Find the lines holding the string "title" in the data, then copy all of them.

------------------------------------------------

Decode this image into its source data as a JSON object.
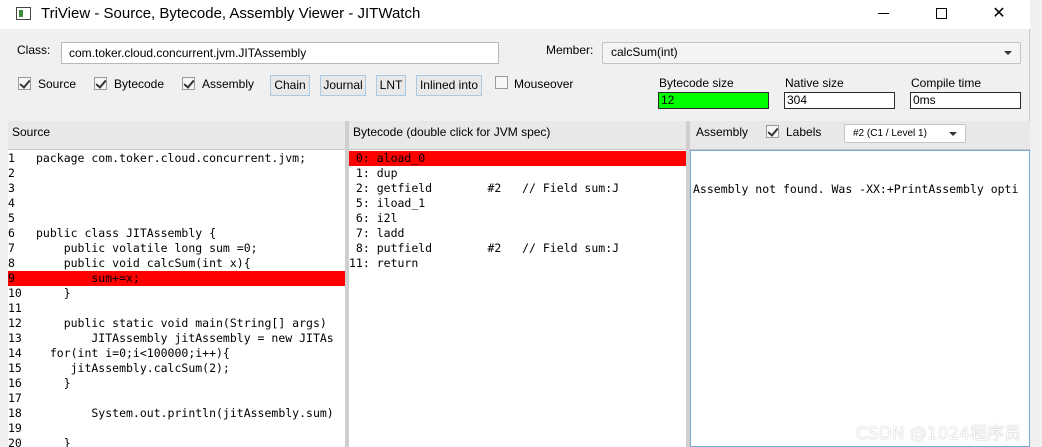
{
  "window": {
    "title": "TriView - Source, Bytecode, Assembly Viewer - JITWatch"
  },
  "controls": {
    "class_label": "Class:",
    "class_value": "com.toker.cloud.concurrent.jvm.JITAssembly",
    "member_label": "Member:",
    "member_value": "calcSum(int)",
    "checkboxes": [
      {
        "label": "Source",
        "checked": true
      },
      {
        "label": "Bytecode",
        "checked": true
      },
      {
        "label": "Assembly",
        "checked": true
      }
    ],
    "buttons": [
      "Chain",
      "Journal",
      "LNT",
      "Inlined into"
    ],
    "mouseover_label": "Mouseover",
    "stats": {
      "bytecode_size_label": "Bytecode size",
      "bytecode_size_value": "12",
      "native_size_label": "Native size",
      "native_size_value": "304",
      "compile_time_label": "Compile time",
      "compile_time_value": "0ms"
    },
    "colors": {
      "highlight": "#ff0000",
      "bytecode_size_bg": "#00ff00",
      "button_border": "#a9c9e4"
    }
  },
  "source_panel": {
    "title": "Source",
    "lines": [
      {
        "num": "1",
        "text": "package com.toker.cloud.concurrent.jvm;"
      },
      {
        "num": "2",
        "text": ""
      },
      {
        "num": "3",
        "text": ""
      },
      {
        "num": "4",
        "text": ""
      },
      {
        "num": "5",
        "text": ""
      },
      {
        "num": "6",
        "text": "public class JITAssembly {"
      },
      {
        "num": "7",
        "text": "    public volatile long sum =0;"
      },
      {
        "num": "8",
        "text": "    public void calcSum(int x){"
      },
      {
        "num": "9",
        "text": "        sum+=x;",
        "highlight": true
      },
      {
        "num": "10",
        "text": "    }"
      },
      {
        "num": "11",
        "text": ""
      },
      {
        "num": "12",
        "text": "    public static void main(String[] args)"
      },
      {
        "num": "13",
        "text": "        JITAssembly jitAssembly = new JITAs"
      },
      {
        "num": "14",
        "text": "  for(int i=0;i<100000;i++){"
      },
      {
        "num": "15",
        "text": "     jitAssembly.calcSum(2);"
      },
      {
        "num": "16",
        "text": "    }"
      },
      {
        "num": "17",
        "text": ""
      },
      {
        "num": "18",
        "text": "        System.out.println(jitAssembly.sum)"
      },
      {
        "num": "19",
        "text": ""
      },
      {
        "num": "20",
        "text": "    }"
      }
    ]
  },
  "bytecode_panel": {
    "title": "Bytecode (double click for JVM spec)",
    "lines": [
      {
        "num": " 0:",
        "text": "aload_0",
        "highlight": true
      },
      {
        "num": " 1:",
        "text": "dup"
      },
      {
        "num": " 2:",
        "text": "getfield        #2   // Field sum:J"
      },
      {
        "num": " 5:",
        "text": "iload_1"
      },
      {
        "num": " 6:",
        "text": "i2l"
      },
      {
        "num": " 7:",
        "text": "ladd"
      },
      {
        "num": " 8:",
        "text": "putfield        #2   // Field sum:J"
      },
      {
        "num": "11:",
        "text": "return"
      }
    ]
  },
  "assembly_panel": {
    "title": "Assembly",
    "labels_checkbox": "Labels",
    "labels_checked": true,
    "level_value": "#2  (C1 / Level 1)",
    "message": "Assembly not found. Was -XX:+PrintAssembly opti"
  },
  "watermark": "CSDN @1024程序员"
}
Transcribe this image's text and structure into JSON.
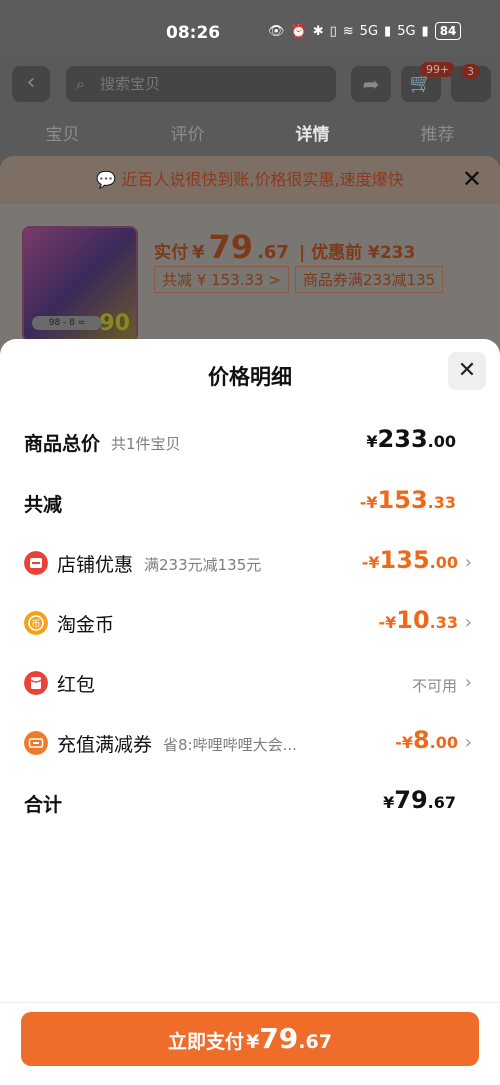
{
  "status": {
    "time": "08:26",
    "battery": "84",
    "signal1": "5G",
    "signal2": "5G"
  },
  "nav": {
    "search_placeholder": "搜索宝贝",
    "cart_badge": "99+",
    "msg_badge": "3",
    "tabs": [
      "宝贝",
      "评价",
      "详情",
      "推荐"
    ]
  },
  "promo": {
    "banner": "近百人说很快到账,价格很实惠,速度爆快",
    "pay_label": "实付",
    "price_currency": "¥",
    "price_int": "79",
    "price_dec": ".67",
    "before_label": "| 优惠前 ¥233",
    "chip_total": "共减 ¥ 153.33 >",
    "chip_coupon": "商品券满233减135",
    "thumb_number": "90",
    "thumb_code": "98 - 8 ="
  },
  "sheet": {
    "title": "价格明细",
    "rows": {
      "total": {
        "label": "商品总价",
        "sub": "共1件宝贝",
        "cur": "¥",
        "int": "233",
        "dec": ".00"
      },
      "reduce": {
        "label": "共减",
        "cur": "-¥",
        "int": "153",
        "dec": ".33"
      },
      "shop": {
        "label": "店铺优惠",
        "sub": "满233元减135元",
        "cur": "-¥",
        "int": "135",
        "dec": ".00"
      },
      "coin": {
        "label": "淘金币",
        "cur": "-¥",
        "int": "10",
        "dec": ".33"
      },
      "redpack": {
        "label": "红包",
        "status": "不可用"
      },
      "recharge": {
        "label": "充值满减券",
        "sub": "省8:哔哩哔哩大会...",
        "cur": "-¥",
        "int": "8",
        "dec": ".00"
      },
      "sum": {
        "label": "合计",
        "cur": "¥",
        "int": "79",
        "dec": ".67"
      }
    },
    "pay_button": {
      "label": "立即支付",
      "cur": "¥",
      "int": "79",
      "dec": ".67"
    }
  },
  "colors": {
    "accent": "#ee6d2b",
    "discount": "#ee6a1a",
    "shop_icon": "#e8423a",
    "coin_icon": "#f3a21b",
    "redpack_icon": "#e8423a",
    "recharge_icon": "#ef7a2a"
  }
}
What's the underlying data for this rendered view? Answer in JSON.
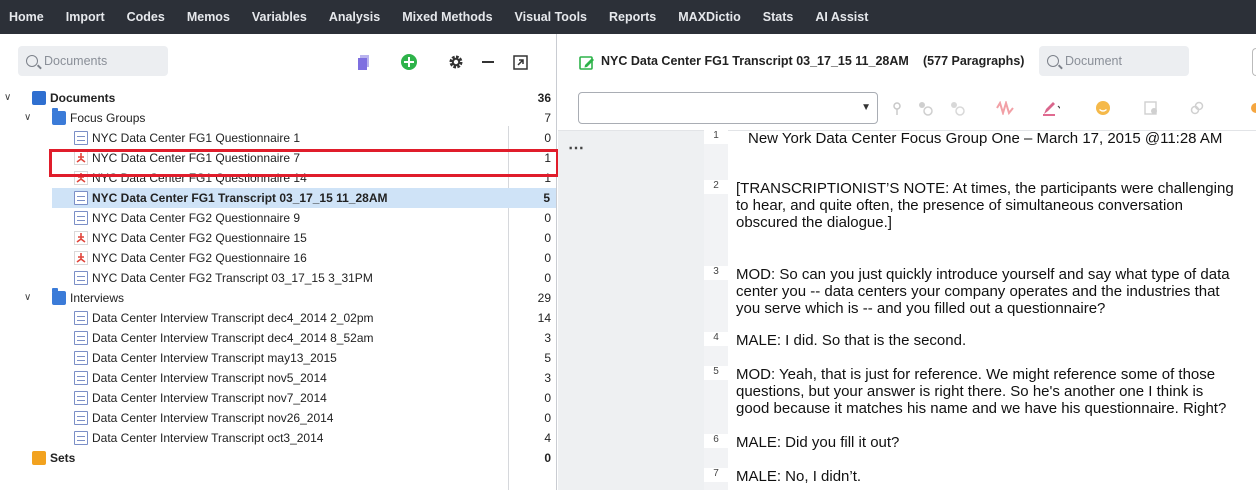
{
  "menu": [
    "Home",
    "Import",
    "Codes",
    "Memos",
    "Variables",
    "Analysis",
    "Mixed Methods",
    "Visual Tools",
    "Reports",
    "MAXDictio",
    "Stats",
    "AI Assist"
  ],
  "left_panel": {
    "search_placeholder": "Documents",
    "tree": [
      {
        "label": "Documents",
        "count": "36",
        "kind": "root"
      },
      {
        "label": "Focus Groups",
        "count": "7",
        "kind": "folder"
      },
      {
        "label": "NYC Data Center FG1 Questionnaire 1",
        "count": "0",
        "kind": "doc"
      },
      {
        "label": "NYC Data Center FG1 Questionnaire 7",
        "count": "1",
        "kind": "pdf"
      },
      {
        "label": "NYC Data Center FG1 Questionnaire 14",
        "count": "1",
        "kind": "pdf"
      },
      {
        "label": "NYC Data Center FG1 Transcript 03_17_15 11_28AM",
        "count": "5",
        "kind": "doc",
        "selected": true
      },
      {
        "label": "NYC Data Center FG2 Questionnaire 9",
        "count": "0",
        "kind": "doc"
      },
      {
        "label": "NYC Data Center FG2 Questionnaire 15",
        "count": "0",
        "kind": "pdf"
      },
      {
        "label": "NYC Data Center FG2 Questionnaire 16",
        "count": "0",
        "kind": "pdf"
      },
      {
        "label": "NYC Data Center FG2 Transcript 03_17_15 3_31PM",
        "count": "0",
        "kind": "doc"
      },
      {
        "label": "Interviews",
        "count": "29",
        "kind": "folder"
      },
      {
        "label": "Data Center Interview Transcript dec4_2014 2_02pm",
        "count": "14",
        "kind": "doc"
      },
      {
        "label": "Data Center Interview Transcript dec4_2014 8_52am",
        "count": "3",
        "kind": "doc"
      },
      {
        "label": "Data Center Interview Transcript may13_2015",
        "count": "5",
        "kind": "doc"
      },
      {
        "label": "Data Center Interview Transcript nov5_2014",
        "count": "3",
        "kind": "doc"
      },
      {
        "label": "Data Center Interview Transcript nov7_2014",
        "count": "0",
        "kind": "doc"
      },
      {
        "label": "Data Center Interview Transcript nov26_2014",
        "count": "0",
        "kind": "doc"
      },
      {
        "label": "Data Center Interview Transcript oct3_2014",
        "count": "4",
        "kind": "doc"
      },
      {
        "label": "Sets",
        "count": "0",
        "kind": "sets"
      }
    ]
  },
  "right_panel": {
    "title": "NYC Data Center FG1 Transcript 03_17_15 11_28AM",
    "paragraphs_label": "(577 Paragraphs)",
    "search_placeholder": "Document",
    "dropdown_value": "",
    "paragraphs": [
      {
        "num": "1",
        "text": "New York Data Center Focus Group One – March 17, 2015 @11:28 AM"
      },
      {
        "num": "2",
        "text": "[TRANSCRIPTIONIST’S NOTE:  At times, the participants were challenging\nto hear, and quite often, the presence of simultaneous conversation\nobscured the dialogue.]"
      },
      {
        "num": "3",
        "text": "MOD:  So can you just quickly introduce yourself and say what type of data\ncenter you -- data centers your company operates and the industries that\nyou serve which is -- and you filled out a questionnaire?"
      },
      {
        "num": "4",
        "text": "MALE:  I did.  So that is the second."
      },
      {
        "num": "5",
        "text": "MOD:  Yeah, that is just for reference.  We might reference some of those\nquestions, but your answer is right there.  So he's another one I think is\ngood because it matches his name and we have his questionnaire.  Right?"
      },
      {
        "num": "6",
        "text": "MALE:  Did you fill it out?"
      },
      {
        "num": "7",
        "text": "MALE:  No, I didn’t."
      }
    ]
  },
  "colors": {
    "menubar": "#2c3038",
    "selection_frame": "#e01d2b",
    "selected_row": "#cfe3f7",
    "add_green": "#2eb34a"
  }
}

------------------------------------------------

■ ANSWER BELOW ■
    "title": "TriView - Source, Bytecode, Assembly Viewer - JITWatch"
    "title": "Source",
    "title": "Bytecode (double click for JVM spec)",
    "title": "Assembly",
    "title": "价格明细",
    "title": "NYC Data Center FG1 Transcript 03_17_15 11_28AM",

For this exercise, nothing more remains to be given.